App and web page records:
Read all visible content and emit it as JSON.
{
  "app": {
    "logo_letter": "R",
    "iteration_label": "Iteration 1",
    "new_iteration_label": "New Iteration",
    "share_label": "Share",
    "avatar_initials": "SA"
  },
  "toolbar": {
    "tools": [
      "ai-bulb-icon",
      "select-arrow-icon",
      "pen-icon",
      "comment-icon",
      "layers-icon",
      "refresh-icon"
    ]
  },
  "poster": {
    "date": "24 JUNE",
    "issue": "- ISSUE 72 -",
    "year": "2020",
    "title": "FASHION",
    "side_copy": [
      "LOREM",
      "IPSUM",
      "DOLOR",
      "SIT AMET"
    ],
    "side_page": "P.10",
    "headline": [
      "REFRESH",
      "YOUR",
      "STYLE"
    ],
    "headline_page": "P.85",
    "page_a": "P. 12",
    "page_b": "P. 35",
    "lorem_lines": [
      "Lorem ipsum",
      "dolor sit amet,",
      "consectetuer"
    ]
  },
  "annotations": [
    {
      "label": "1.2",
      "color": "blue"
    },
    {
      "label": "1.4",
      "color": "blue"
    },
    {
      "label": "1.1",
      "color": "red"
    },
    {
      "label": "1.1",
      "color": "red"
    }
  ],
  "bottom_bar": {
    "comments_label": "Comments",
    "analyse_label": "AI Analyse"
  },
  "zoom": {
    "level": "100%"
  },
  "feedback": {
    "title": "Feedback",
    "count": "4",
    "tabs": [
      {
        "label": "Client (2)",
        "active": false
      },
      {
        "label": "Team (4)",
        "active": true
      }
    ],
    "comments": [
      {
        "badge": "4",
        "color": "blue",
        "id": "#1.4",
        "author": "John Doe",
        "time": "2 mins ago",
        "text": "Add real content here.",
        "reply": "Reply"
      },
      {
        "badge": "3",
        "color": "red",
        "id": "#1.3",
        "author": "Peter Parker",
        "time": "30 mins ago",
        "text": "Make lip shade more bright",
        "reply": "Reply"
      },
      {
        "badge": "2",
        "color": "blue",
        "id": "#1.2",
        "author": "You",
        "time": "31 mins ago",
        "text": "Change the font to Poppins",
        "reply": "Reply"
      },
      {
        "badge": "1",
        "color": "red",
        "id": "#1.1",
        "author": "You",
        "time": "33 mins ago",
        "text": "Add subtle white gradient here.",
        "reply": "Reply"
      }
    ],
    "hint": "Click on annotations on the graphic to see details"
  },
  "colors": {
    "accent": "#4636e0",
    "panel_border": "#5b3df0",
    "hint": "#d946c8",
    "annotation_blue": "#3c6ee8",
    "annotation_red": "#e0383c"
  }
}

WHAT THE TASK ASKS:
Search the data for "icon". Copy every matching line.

EXERCISE RESULT:
      "ai-bulb-icon",
      "select-arrow-icon",
      "pen-icon",
      "comment-icon",
      "layers-icon",
      "refresh-icon"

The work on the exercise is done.